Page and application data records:

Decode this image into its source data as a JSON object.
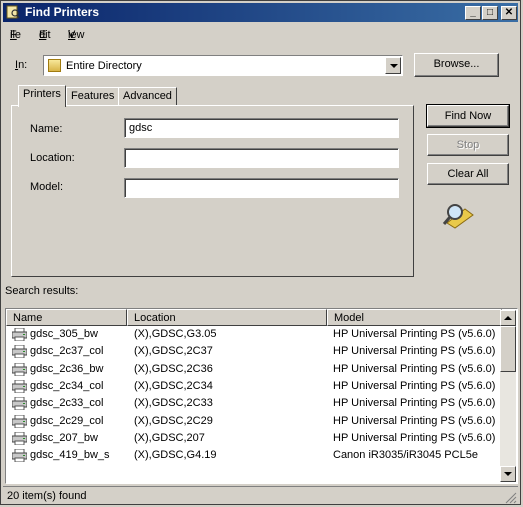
{
  "window": {
    "title": "Find Printers",
    "min": "_",
    "max": "□",
    "close": "✕"
  },
  "menu": [
    {
      "label": "File",
      "key": "F",
      "rest": "ile"
    },
    {
      "label": "Edit",
      "key": "E",
      "rest": "dit"
    },
    {
      "label": "View",
      "key": "V",
      "rest": "iew"
    }
  ],
  "in_label": {
    "key": "I",
    "rest": "n:"
  },
  "scope": {
    "value": "Entire Directory",
    "icon": "directory-icon"
  },
  "browse_label": "Browse...",
  "tabs": [
    "Printers",
    "Features",
    "Advanced"
  ],
  "form": {
    "name_label": "Name:",
    "name_value": "gdsc",
    "location_label": "Location:",
    "location_value": "",
    "model_label": "Model:",
    "model_value": ""
  },
  "buttons": {
    "find_now": "Find Now",
    "stop": "Stop",
    "clear_all": "Clear All"
  },
  "search_icon": "magnifier-search-icon",
  "results_label": "Search results:",
  "columns": [
    "Name",
    "Location",
    "Model"
  ],
  "rows": [
    [
      "gdsc_305_bw",
      "(X),GDSC,G3.05",
      "HP Universal Printing PS (v5.6.0)"
    ],
    [
      "gdsc_2c37_col",
      "(X),GDSC,2C37",
      "HP Universal Printing PS (v5.6.0)"
    ],
    [
      "gdsc_2c36_bw",
      "(X),GDSC,2C36",
      "HP Universal Printing PS (v5.6.0)"
    ],
    [
      "gdsc_2c34_col",
      "(X),GDSC,2C34",
      "HP Universal Printing PS (v5.6.0)"
    ],
    [
      "gdsc_2c33_col",
      "(X),GDSC,2C33",
      "HP Universal Printing PS (v5.6.0)"
    ],
    [
      "gdsc_2c29_col",
      "(X),GDSC,2C29",
      "HP Universal Printing PS (v5.6.0)"
    ],
    [
      "gdsc_207_bw",
      "(X),GDSC,207",
      "HP Universal Printing PS (v5.6.0)"
    ],
    [
      "gdsc_419_bw_s",
      "(X),GDSC,G4.19",
      "Canon iR3035/iR3045 PCL5e"
    ]
  ],
  "status": "20 item(s) found",
  "colors": {
    "title_start": "#0a246a",
    "title_end": "#3a6ea5",
    "face": "#d4d0c8"
  }
}
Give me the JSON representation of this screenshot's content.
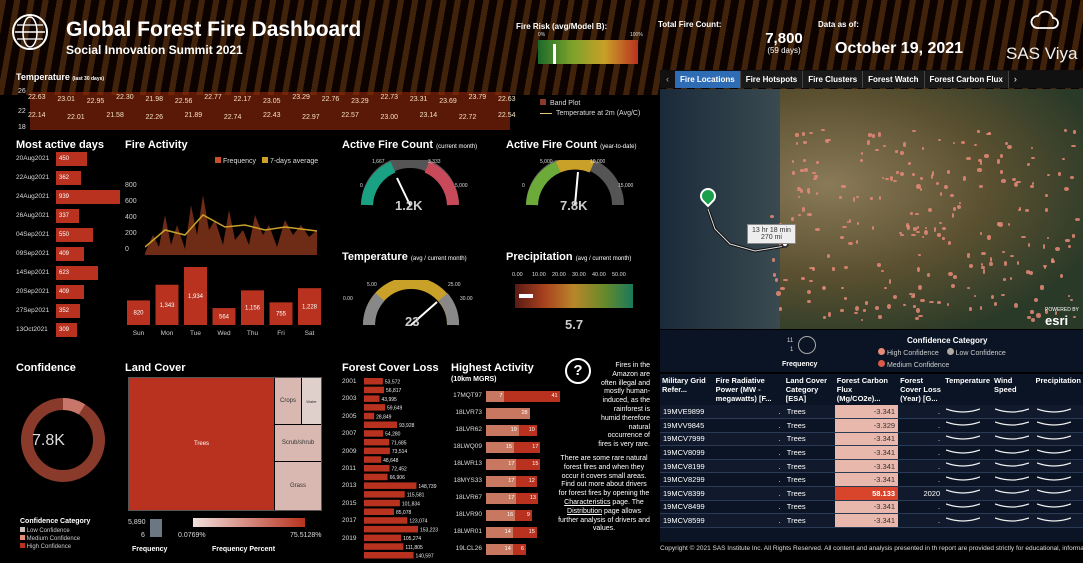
{
  "header": {
    "title": "Global Forest Fire Dashboard",
    "subtitle": "Social Innovation Summit 2021",
    "risk_label": "Fire Risk (avg/Model B):",
    "risk_min": "0%",
    "risk_max": "100%",
    "count_label": "Total Fire Count:",
    "count_value": "7,800",
    "count_days": "(59 days)",
    "date_label": "Data as of:",
    "date_value": "October 19, 2021",
    "brand": "SAS Viya"
  },
  "temp_band": {
    "title": "Temperature",
    "note": "(last 30 days)",
    "y_ticks": [
      "26",
      "22",
      "18"
    ],
    "upper": [
      "22.63",
      "23.01",
      "22.95",
      "22.30",
      "21.98",
      "22.56",
      "22.77",
      "22.17",
      "23.05",
      "23.29",
      "22.76",
      "23.29",
      "22.73",
      "23.31",
      "23.69",
      "23.79",
      "22.63"
    ],
    "lower": [
      "22.14",
      "22.01",
      "21.58",
      "22.26",
      "21.89",
      "22.74",
      "22.43",
      "22.97",
      "22.57",
      "23.00",
      "23.14",
      "22.72",
      "22.54"
    ],
    "legend": [
      "Band Plot",
      "Temperature at 2m (Avg/C)"
    ]
  },
  "most_active": {
    "title": "Most active days",
    "rows": [
      [
        "20Aug2021",
        "450"
      ],
      [
        "22Aug2021",
        "362"
      ],
      [
        "24Aug2021",
        "939"
      ],
      [
        "26Aug2021",
        "337"
      ],
      [
        "04Sep2021",
        "550"
      ],
      [
        "09Sep2021",
        "409"
      ],
      [
        "14Sep2021",
        "623"
      ],
      [
        "20Sep2021",
        "409"
      ],
      [
        "27Sep2021",
        "352"
      ],
      [
        "13Oct2021",
        "309"
      ]
    ]
  },
  "fire_activity": {
    "title": "Fire Activity",
    "legend": [
      "Frequency",
      "7-days average"
    ],
    "y_ticks": [
      "800",
      "600",
      "400",
      "200",
      "0"
    ],
    "days": [
      "Sun",
      "Mon",
      "Tue",
      "Wed",
      "Thu",
      "Fri",
      "Sat"
    ],
    "values": [
      820,
      1343,
      1934,
      564,
      1156,
      755,
      1228
    ],
    "labels": [
      "820",
      "1,343",
      "1,934",
      "564",
      "1,156",
      "755",
      "1,228"
    ]
  },
  "gauges": {
    "fire_month": {
      "title": "Active Fire Count",
      "sub": "(current month)",
      "ticks": [
        "0",
        "1,667",
        "3,333",
        "5,000"
      ],
      "value": "1.2K"
    },
    "fire_ytd": {
      "title": "Active Fire Count",
      "sub": "(year-to-date)",
      "ticks": [
        "0",
        "5,000",
        "10,000",
        "15,000"
      ],
      "value": "7.8K"
    },
    "temp": {
      "title": "Temperature",
      "sub": "(avg / current month)",
      "ticks": [
        "0.00",
        "5.00",
        "25.00",
        "30.00"
      ],
      "value": "23"
    },
    "precip": {
      "title": "Precipitation",
      "sub": "(avg / current month)",
      "ticks": [
        "0.00",
        "10.00",
        "20.00",
        "30.00",
        "40.00",
        "50.00"
      ],
      "value": "5.7"
    }
  },
  "tabs": [
    "Fire Locations",
    "Fire Hotspots",
    "Fire Clusters",
    "Forest Watch",
    "Forest Carbon Flux"
  ],
  "map": {
    "route_time": "13 hr 18 min",
    "route_dist": "270 mi",
    "esri": "esri",
    "powered": "POWERED BY"
  },
  "confidence_legend": {
    "title": "Confidence Category",
    "items": [
      "High Confidence",
      "Low Confidence",
      "Medium Confidence"
    ],
    "freq": "Frequency",
    "ticks": [
      "11",
      "1"
    ]
  },
  "confidence": {
    "title": "Confidence",
    "value": "7.8K",
    "legend_title": "Confidence Category",
    "items": [
      "Low Confidence",
      "Medium Confidence",
      "High Confidence"
    ]
  },
  "land_cover": {
    "title": "Land Cover",
    "cells": [
      "Trees",
      "Crops",
      "Water",
      "Scrub/shrub",
      "Grass"
    ],
    "freq_max": "5,890",
    "freq_min": "6",
    "pct_min": "0.0769%",
    "pct_max": "75.5128%",
    "freq_label": "Frequency",
    "pct_label": "Frequency Percent"
  },
  "forest_loss": {
    "title": "Forest Cover Loss",
    "years": [
      "2001",
      "2003",
      "2005",
      "2007",
      "2009",
      "2011",
      "2013",
      "2015",
      "2017",
      "2019"
    ],
    "values": [
      "53,572",
      "56,817",
      "43,995",
      "59,649",
      "28,849",
      "93,928",
      "54,280",
      "71,685",
      "73,514",
      "48,648",
      "72,452",
      "66,906",
      "148,739",
      "115,581",
      "101,834",
      "85,078",
      "123,074",
      "153,223",
      "105,274",
      "111,805",
      "140,597"
    ]
  },
  "highest": {
    "title": "Highest Activity",
    "sub": "(10km MGRS)",
    "rows": [
      [
        "17MQT97",
        "7",
        "41"
      ],
      [
        "18LVR73",
        "28",
        ""
      ],
      [
        "18LVR62",
        "19",
        "10"
      ],
      [
        "18LWQ09",
        "15",
        "17"
      ],
      [
        "18LWR13",
        "17",
        "15"
      ],
      [
        "18MYS33",
        "17",
        "12"
      ],
      [
        "18LVR67",
        "17",
        "13"
      ],
      [
        "18LVR90",
        "16",
        "9"
      ],
      [
        "18LWR01",
        "14",
        "15"
      ],
      [
        "19LCL26",
        "14",
        "6"
      ]
    ]
  },
  "info": {
    "text1": "Fires in the Amazon are often illegal and mostly human-induced, as the rainforest is humid therefore natural occurrence of fires is very rare.",
    "text2a": "There are some rare natural forest fires and when they occur it covers small areas. Find out more about drivers for forest fires by opening the",
    "link1": "Characteristics",
    "text2b": "page. The",
    "link2": "Distribution",
    "text2c": "page allows further analysis of drivers and values."
  },
  "table": {
    "headers": [
      "Military Grid Refer...",
      "Fire Radiative Power (MW - megawatts) [F...",
      "Land Cover Category [ESA]",
      "Forest Carbon Flux (Mg/CO2e)...",
      "Forest Cover Loss (Year) [G...",
      "Temperature",
      "Wind Speed",
      "Precipitation"
    ],
    "rows": [
      [
        "19MVE9899",
        ".",
        "Trees",
        "-3.341",
        "."
      ],
      [
        "19MVV9845",
        ".",
        "Trees",
        "-3.329",
        "."
      ],
      [
        "19MCV7999",
        ".",
        "Trees",
        "-3.341",
        "."
      ],
      [
        "19MCV8099",
        ".",
        "Trees",
        "-3.341",
        "."
      ],
      [
        "19MCV8199",
        ".",
        "Trees",
        "-3.341",
        "."
      ],
      [
        "19MCV8299",
        ".",
        "Trees",
        "-3.341",
        "."
      ],
      [
        "19MCV8399",
        ".",
        "Trees",
        "58.133",
        "2020"
      ],
      [
        "19MCV8499",
        ".",
        "Trees",
        "-3.341",
        "."
      ],
      [
        "19MCV8599",
        ".",
        "Trees",
        "-3.341",
        "."
      ]
    ]
  },
  "footer": "Copyright © 2021 SAS Institute Inc. All Rights Reserved. All content and analysis presented in th report are provided strictly for educational, informational, and demonstration purposes onl"
}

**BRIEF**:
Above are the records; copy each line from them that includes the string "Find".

**EXERCISE OUTPUT**:
    "title": "Find Printers",
    "find_now": "Find Now",
    "text2a": "There are some rare natural forest fires and when they occur it covers small areas. Find out more about drivers for forest fires by opening the",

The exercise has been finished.